At least two small business owners in Decatur say the federal government's expanded unemployment benefits have become counterproductive, but an advocacy group said there are Alabama residents who need the extra money as Congress debates an extension of the program.
Mark Whitt, owner of three Whitt’s barbecue restaurants in Decatur and Caddo, said the additional $600 weekly that unemployed workers have been receiving from the federal government is detrimental to small businesses like his because it reduces the incentive to work.
He said because of a shortage of workers he was forced to temporarily close his restaurant on Spring Avenue Southwest. He said he had workers leave and not come back to work after one of his employees was asymptomatic but tested positive for COVID-19. He said some people are working a short time and quit showing up.
“People come to work four or five hours and then disappear,” he said. “They can draw more money from the federal government not working than I can pay them working. We’re advertising for workers, but no one wants to show up for work. There’s no incentive to work.
“I feel the $600 extra was good for a short time, but it’s time to stop it.”
Unemployed workers in Alabama have been receiving the weekly $600 federal benefit, approved under the CARES Act, in addition to $275 in state benefits, but the federal program expires Friday. Congress is negotiating a new package of aid related to hardships caused by the coronavirus pandemic, with House Democrats wanting to extend the current expanded unemployment benefit and Senate Republicans wanting to reduce it.
Alabama Arise, a nonprofit advocacy group for low-income Alabamians, is urging Congress to extend the weekly $600 federal supplement.
“We don’t want to see a sunset on this provision based on an arbitrary time limit,” said Alabama Arise Policy Analyst Dev Wakeley. “If the $600 supplement is taken off the table, there are about 350,000 Alabama renters pressured to make ends meet who could be evicted.” He said that will lead to homelessness and despair in the state.
Wakeley said Congress needs to offer a comprehensive plan that will help small businesses stay open during these times.
“A small business shouldn’t have to close its doors and business, and individuals should not be financially stressed because of a pandemic,” he said.
Paid 'not to work'
Whitt said cashiers at the restaurants’ drive-thru windows start at $8 an hour.
“We have about five people cooking and cutting at the Spring Avenue location for the other two restaurants,” he said. “We’d be open tomorrow if we can get the help. We just can’t get people to show up for work. People are afraid to work and get paid more not to work.”
He has a target date of early September to reopen the Spring Avenue restaurant, which has been there since 1976. He said he needs 13 workers to get through the day at that restaurant.
He said his overall business is down 25% to 30% because of the pandemic and its effects.
His restaurant is not alone. Across north Alabama fast-food restaurants and small businesses have help wanted signs on their doors.
At Big Bob Gibson’s Bar-B-Q on Sixth Avenue Southeast, General Manager Paul Collins said the shortage of workers has his dining room closed.

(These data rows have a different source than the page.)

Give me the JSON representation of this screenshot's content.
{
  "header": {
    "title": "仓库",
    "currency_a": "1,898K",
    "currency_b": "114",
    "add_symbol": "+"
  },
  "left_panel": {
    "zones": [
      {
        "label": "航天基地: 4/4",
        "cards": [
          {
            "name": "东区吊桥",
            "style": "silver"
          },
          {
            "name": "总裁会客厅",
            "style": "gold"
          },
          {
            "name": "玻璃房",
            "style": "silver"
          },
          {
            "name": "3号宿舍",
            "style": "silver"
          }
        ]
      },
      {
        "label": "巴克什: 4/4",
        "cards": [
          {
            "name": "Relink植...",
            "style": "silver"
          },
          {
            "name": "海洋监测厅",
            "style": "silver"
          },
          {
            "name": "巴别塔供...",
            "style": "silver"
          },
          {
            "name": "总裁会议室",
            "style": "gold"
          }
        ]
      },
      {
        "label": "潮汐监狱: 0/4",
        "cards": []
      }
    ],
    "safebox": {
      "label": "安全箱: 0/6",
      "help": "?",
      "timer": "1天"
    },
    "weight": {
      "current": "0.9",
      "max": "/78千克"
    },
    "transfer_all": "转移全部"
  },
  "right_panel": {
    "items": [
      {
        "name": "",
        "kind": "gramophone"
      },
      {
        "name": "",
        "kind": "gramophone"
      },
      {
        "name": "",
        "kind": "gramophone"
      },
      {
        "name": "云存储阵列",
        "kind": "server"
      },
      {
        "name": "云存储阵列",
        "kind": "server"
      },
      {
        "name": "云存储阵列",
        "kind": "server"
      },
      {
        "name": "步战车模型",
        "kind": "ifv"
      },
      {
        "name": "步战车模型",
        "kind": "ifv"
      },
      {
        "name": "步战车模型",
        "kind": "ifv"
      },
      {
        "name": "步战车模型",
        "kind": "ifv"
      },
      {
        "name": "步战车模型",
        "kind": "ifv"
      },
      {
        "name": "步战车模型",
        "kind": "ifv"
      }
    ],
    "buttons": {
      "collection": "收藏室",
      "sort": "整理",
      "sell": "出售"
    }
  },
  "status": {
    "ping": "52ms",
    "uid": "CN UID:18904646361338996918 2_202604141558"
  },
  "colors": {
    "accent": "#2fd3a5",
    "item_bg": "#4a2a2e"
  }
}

“When the government is paying you $600 a week because of COVID-19 and then $275 a week in unemployment, why would anybody want to work a job?” Collins said. “We don’t have the staff we need to open the dining room.”
He said another factor is the lack of work-release inmates available because of pandemic precautions. He said they have been an integral part of the staff.
He said business is down between 40% and 60% at times.
Enrique Salcido, owner of Las Vias Mexican Restaurant on Sixth Avenue Southeast in Decatur, said his business has been lucky to avoid layoffs but he did cut staff hours from March 20 to May 11 when Gov. Kay Ivey and state health officials ordered restaurant dining rooms closed and only to-go orders could be filled.
“We’re a family business, too,” he said. “In March, when dining in was ordered closed, we didn’t lay anybody off, we just alternated our staff’s hours.”
He said his full-time staffers were cut from 20 to 10. “We haven’t had any problems keeping workers,” Salcido said. “Our staff has been loyal."
He said business is down about 25% to 30% this time of year. "Maybe people are afraid to get out," he added.
Not taking handout
A local car saleswoman said she was selling furniture in Madison when nonessential businesses were ordered closed in March.
Alexis Calvert of Decatur said she was thankful for the $600 federal benefit in addition to her weekly $275 state unemployment, but she is wary some people are taking advantage of the federal program.
Calvert said she collected the $875 a week for about a month until Hyundai of Decatur called her for a job. A couple of weeks later the furniture store asked her to return.
“While on unemployment, I could have stayed home and made more not working, but that’s not right. I don’t like that people are turning down jobs and making money staying at home doing nothing," she said.
She said the program allowed her to pay her bills because she was laid off due to the pandemic.
“I’m glad the program was offered when I was not working,” she said. “It was a great plan, but people do abuse it. Now just about everything is back open, and I believe people should go back to work.”
Alabama Arise's Wakeley said the U.S. Department of Labor is working to get people off the unemployment rolls, including those believed to be cheating the system. He said some cancer survivors and those who have diabetes could be in danger being back in a workplace during the pandemic.
“People shouldn’t have to go back to work if their lives are at risk,” he said.